The Commission’s composition and functioning are governed by the Constitution of Interpol. However, the Constitution must be read in conjunction with its rules and practice. Interpol has specifically stipulated that the Commission’s composition and functioning must comply with the law. However, the rules and practices of the Commission must be interpreted in a way that does not undermine Interpol’s inherent credibility.
As the CCF is responsible for monitoring the Interpol file system, it must ensure transparency and fairness. Its procedures are similar to those governing a request for access to information. They also lack transparency, fairness, and effectiveness. Furthermore, these procedures violate the right to an effective remedy. They also threaten the jurisdictional immunity of Interpol.
The commission’s purpose is to promote and ensure mutual cooperation among criminal police authorities. The commission operates under the spirit of the Universal Declaration of Human Rights. The body also provides a platform for a free exchange of information and has numerous databases. These databases contain data on deceased bodies and known offenders. In addition to this, a database is used to maintain records on suspected criminals.
While such attempts are not unprecedented in international law, they are problematic. In fact, the ICC’s Second Report on Subsequent Agreements and Practices Regarding Interpretation of Treaties (UN Doc. A/CN.4/671) contains significant information about the use of interpretation in international law. In conclusion, the International Criminal Court should reject any attempts to use this technique.
The Commission for the Control of INTERPOL has a legitimate interest in the Commission being recognized as an effective remedy for targets of abuse of the Red Notice. As such, the Commission would be justified in exercising its judicial immunity in these situations. Its role would be to ensure fair and impartial justice.
A request for access to INTERPOL’s files should be clearly framed under Article 18 of the Commission’s Statute and should clearly state the reasons behind it. This can be a legal case against the commission or a national data source, or even a civil lawsuit.
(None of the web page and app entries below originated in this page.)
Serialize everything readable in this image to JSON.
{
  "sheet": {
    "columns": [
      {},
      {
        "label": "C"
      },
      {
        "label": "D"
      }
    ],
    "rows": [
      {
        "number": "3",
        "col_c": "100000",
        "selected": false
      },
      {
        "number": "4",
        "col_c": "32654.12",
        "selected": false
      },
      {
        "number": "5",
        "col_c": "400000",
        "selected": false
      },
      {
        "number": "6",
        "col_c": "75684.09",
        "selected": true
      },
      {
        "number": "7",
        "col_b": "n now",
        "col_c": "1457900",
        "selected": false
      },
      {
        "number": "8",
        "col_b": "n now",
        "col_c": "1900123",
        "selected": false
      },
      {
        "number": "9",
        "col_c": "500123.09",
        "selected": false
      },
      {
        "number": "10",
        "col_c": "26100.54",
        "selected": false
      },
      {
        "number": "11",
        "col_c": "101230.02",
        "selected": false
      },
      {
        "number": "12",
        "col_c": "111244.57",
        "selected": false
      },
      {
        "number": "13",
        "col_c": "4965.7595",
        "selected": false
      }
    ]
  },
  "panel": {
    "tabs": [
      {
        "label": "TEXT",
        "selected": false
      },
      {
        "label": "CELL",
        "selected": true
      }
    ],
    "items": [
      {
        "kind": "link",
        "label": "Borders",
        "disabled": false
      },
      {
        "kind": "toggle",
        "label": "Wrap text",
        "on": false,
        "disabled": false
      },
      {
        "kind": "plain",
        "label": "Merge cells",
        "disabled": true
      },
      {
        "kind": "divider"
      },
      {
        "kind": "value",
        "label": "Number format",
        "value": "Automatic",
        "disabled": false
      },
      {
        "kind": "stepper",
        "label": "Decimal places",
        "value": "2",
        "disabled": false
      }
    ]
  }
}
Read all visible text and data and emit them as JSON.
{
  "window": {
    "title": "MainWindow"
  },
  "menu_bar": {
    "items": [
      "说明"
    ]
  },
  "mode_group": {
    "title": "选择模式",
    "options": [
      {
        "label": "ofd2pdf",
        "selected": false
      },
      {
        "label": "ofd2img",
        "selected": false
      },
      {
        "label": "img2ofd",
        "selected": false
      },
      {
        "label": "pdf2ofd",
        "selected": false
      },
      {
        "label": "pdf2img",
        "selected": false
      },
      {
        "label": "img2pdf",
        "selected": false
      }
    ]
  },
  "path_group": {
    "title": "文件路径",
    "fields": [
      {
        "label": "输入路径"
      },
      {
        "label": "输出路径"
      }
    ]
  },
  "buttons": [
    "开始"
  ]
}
The Commission for the Control of INTERPOL files (CCF) is the supervisory body for the organization’s file system. It meets every three months and is comprised of two chambers: the Supervisory and Advisory Chamber and the Requests Chamber. The Supervisory and Advisory Chamber ensures that data processing is done according to INTERPOL’s rules. The Requests Chamber oversees requests for access, correction, and deletion of data processed by the organization.
The Interpol Commission is also responsible for investigating complaints of misuse of Interpol’s facilities. Its mandate is to ensure that Interpol facilities are used in accordance with the law and ensure that abusers are held accountable for their actions. Although the Commission has limited powers, it must still ensure that it is effective and efficient in pursuing its mission.
In addition, requests for access to INTERPOL files must meet the requirements of admissibility. These requirements are outlined on the INTERPOL website. Once a request is accepted, it should be supported by evidence to prove the claim. Additionally, the Commission will consider requests for access to INTERPOL’s file only if it is accompanied by a copy of an applicant’s identity document.
The Commission for the Control of INTERPOL files is an independent body responsible for ensuring that Interpol complies with the rules regarding the handling of personal information. It advises Interpol on processing personal information and processes requests for access to its file system. It also has the power to conduct spot checks and provide recommendations for improvements in Interpol’s file system. The CCF is composed of seven members.
The Commission for the Control of INTERPOL files has invested considerable money and resources into new technology. However, it must be noted that while the UK’s commitment to rule of law requires adherence to certain rules and criteria, the CCF has limited oversight and may leave itself open to abuse.